* [THE TASK]: Repeat every entry exactly as given.

(Records contained in a dataset)
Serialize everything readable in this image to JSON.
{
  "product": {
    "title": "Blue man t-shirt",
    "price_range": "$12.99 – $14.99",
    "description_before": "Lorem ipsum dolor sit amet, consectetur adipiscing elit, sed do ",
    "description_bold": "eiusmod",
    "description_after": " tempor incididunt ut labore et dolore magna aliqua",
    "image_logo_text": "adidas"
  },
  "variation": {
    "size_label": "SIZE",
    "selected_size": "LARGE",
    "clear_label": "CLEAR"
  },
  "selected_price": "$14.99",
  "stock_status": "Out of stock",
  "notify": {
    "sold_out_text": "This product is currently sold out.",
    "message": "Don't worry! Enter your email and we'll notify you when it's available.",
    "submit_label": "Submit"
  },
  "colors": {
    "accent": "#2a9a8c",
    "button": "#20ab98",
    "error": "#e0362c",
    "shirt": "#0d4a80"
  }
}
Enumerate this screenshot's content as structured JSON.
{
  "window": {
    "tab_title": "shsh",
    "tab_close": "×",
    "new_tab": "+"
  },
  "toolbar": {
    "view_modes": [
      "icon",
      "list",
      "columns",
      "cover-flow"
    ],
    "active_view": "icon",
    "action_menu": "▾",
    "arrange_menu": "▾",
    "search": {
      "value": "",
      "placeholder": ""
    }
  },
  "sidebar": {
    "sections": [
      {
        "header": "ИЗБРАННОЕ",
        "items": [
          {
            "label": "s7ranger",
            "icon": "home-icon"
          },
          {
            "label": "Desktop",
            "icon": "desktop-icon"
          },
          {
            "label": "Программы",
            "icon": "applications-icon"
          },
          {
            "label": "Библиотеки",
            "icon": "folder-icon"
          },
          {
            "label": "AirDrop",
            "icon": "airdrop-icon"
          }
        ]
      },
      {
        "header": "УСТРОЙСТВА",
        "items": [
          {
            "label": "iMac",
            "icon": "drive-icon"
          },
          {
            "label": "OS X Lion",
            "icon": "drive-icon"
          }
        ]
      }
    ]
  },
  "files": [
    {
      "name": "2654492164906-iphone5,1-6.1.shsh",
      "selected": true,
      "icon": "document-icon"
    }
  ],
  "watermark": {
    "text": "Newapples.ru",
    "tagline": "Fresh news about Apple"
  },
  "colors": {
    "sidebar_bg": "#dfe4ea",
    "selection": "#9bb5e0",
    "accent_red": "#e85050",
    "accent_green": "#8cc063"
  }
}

* [WORKED SOLUTION]:
Serialize everything readable in this image to JSON.
{
  "product": {
    "title": "Blue man t-shirt",
    "price_range": "$12.99 – $14.99",
    "description_before": "Lorem ipsum dolor sit amet, consectetur adipiscing elit, sed do ",
    "description_bold": "eiusmod",
    "description_after": " tempor incididunt ut labore et dolore magna aliqua",
    "image_logo_text": "adidas"
  },
  "variation": {
    "size_label": "SIZE",
    "selected_size": "LARGE",
    "clear_label": "CLEAR"
  },
  "selected_price": "$14.99",
  "stock_status": "Out of stock",
  "notify": {
    "sold_out_text": "This product is currently sold out.",
    "message": "Don't worry! Enter your email and we'll notify you when it's available.",
    "submit_label": "Submit"
  },
  "colors": {
    "accent": "#2a9a8c",
    "button": "#20ab98",
    "error": "#e0362c",
    "shirt": "#0d4a80"
  }
}
Enumerate this screenshot's content as structured JSON.
{
  "window": {
    "tab_title": "shsh",
    "tab_close": "×",
    "new_tab": "+"
  },
  "toolbar": {
    "view_modes": [
      "icon",
      "list",
      "columns",
      "cover-flow"
    ],
    "active_view": "icon",
    "action_menu": "▾",
    "arrange_menu": "▾",
    "search": {
      "value": "",
      "placeholder": ""
    }
  },
  "sidebar": {
    "sections": [
      {
        "header": "ИЗБРАННОЕ",
        "items": [
          {
            "label": "s7ranger",
            "icon": "home-icon"
          },
          {
            "label": "Desktop",
            "icon": "desktop-icon"
          },
          {
            "label": "Программы",
            "icon": "applications-icon"
          },
          {
            "label": "Библиотеки",
            "icon": "folder-icon"
          },
          {
            "label": "AirDrop",
            "icon": "airdrop-icon"
          }
        ]
      },
      {
        "header": "УСТРОЙСТВА",
        "items": [
          {
            "label": "iMac",
            "icon": "drive-icon"
          },
          {
            "label": "OS X Lion",
            "icon": "drive-icon"
          }
        ]
      }
    ]
  },
  "files": [
    {
      "name": "2654492164906-iphone5,1-6.1.shsh",
      "selected": true,
      "icon": "document-icon"
    }
  ],
  "watermark": {
    "text": "Newapples.ru",
    "tagline": "Fresh news about Apple"
  },
  "colors": {
    "sidebar_bg": "#dfe4ea",
    "selection": "#9bb5e0",
    "accent_red": "#e85050",
    "accent_green": "#8cc063"
  }
}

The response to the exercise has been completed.